  5. 10 min
    As the homework is outlined and shared with the students, the class will work together to create the criteria for successful pieces of explanatory writing. Having students model their contributions and show what this would look/sound like will add greater purpose to this. This will then be used at the start of the next lesson where students will peer assess the homework they have undertaken.

Related Assets

Handouts and Downloads


Materials Needed

Post-it notes

Highlighter pens

Matters of Principles – Copies of Documents(also listed under Handouts and Downloads above)



Students will be asked to re-visit their initial ideas from the beginning of the lesson which they recorded on a post-it note; have their ideas evolved over the course of the lesson or have these stayed the same? Students are required to write a paragraph to explain their ideas; they must write five sentences that focus solely on the inference they have made about Thomas Jefferson and the reasons they have made this – these are likely to all be very positive and will be challenged as the unit of study unfolds.


Formative: questioning, prompting and listening to discussions that takes places among different groups. Listening to the questioning, debate and discussion that takes place as the whole class come back together and share their ‘big’ ideas and concepts.

Summative: although the intention is that students work will be peer assessed, reading both student’s work and feedback given will help understand the learning that is taking place and the level of skill in the work students are presenting.


Accommodations – Students with Special Needs

By Resource: Less able students would perhaps benefit from working from abridged versions of the documents given with a vocabulary card to help students develop an understanding of key language in a supportive yet independent manner.

By Task: In completing the source analysis, less able students could be grouped together and given some key ideas and themes to looks for. These could then be colour-coded and students be asked to read, find and highlight these key ideas in an appropriate colour before comparing and contrasting these documents.

Accommodations – Advanced Learners

By Resource: More able students will be encouraged to make further links and connections between what they have read in the documents provided and analysed and the quotes presented around the room at the beginning of the lesson.

By Task: In completing their homework, more able students could be challenged to incorporate and imbed a quote into their paragraph from the work they have undertaken over the course of the lesson as evidence to back up their idea.
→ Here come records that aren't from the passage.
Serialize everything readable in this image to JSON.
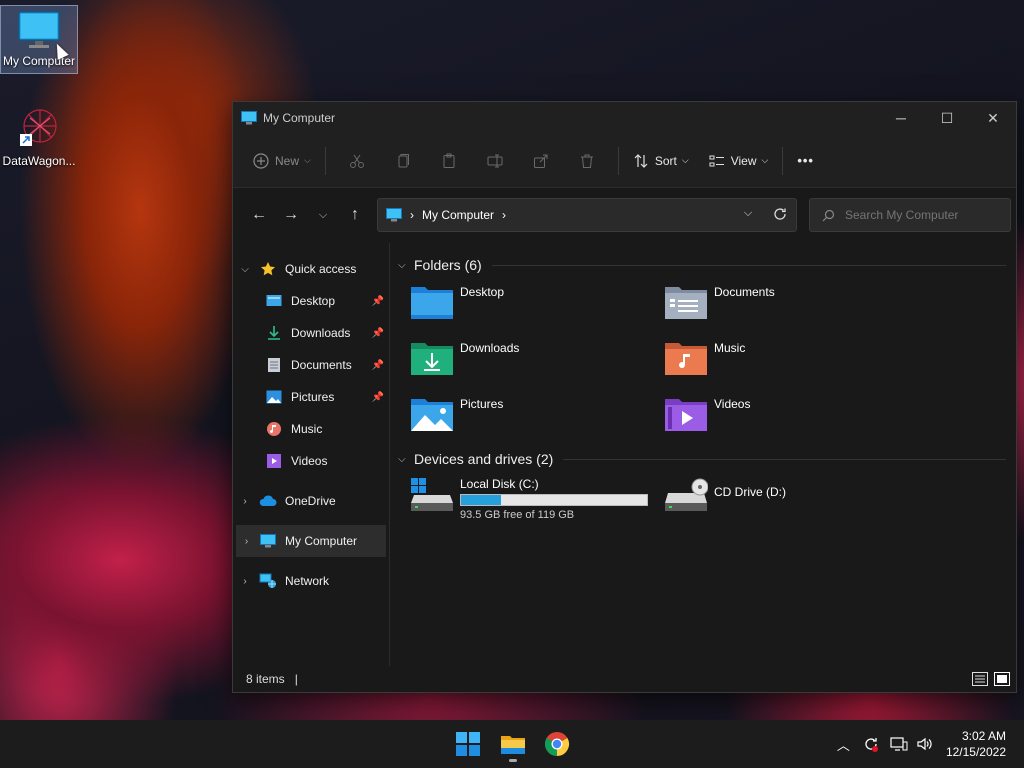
{
  "desktop": {
    "icons": [
      {
        "label": "My Computer",
        "icon": "monitor-icon",
        "selected": true
      },
      {
        "label": "DataWagon...",
        "icon": "datawagon-shortcut-icon",
        "selected": false
      }
    ]
  },
  "window": {
    "title": "My Computer",
    "controls": {
      "minimize": "─",
      "maximize": "☐",
      "close": "✕"
    }
  },
  "toolbar": {
    "new_label": "New",
    "sort_label": "Sort",
    "view_label": "View",
    "more_label": "•••"
  },
  "address": {
    "location": "My Computer",
    "separator": "›",
    "search_placeholder": "Search My Computer"
  },
  "nav": {
    "quick_access": "Quick access",
    "pinned": [
      {
        "label": "Desktop",
        "icon": "desktop-icon",
        "pinned": true
      },
      {
        "label": "Downloads",
        "icon": "download-icon",
        "pinned": true
      },
      {
        "label": "Documents",
        "icon": "documents-icon",
        "pinned": true
      },
      {
        "label": "Pictures",
        "icon": "pictures-icon",
        "pinned": true
      },
      {
        "label": "Music",
        "icon": "music-icon",
        "pinned": false
      },
      {
        "label": "Videos",
        "icon": "videos-icon",
        "pinned": false
      }
    ],
    "onedrive": "OneDrive",
    "my_computer": "My Computer",
    "network": "Network"
  },
  "content": {
    "folders_header": "Folders (6)",
    "folders": [
      {
        "label": "Desktop",
        "icon": "desktop-folder-icon"
      },
      {
        "label": "Documents",
        "icon": "documents-folder-icon"
      },
      {
        "label": "Downloads",
        "icon": "downloads-folder-icon"
      },
      {
        "label": "Music",
        "icon": "music-folder-icon"
      },
      {
        "label": "Pictures",
        "icon": "pictures-folder-icon"
      },
      {
        "label": "Videos",
        "icon": "videos-folder-icon"
      }
    ],
    "drives_header": "Devices and drives (2)",
    "drives": [
      {
        "label": "Local Disk (C:)",
        "free_text": "93.5 GB free of 119 GB",
        "used_fraction": 0.214
      },
      {
        "label": "CD Drive (D:)"
      }
    ]
  },
  "status": {
    "items": "8 items"
  },
  "taskbar": {
    "apps": [
      "start-icon",
      "file-explorer-icon",
      "chrome-icon"
    ],
    "time": "3:02 AM",
    "date": "12/15/2022"
  },
  "colors": {
    "accent": "#26a0da",
    "window_bg": "#191919",
    "folder_blue": "#2f8fe0",
    "folder_green": "#1fa87a"
  }
}
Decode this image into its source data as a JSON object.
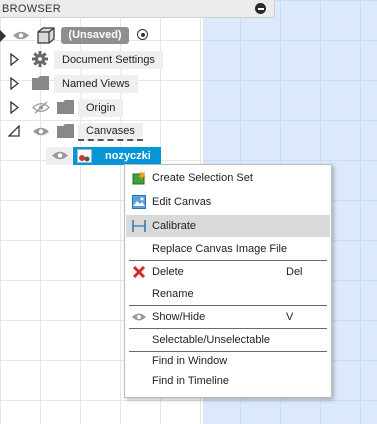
{
  "browser": {
    "title": "BROWSER"
  },
  "tree": {
    "root": "(Unsaved)",
    "items": [
      {
        "label": "Document Settings",
        "icon": "gear-icon"
      },
      {
        "label": "Named Views",
        "icon": "folder-icon"
      },
      {
        "label": "Origin",
        "icon": "folder-icon",
        "visibility": "hidden"
      },
      {
        "label": "Canvases",
        "icon": "folder-icon",
        "expanded": true
      },
      {
        "label": "nozyczki",
        "icon": "canvas-image-icon",
        "selected": true
      }
    ]
  },
  "context_menu": {
    "items": [
      {
        "label": "Create Selection Set",
        "shortcut": "",
        "icon": "selection-set-icon"
      },
      {
        "label": "Edit Canvas",
        "shortcut": "",
        "icon": "canvas-icon"
      },
      {
        "label": "Calibrate",
        "shortcut": "",
        "icon": "calibrate-icon",
        "highlighted": true
      },
      {
        "label": "Replace Canvas Image File",
        "shortcut": "",
        "icon": ""
      },
      {
        "label": "Delete",
        "shortcut": "Del",
        "icon": "delete-x-icon"
      },
      {
        "label": "Rename",
        "shortcut": "",
        "icon": ""
      },
      {
        "label": "Show/Hide",
        "shortcut": "V",
        "icon": "eye-icon"
      },
      {
        "label": "Selectable/Unselectable",
        "shortcut": "",
        "icon": ""
      },
      {
        "label": "Find in Window",
        "shortcut": "",
        "icon": ""
      },
      {
        "label": "Find in Timeline",
        "shortcut": "",
        "icon": ""
      }
    ]
  },
  "colors": {
    "selection": "#0696d7",
    "canvas_blue": "#dce9fb",
    "highlight": "#d9d9d9",
    "delete_red": "#d9262c"
  }
}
By Outcome: more able students will be able to make more detailed and developed verbal contributions and the quality of their written communication will be of a higher level.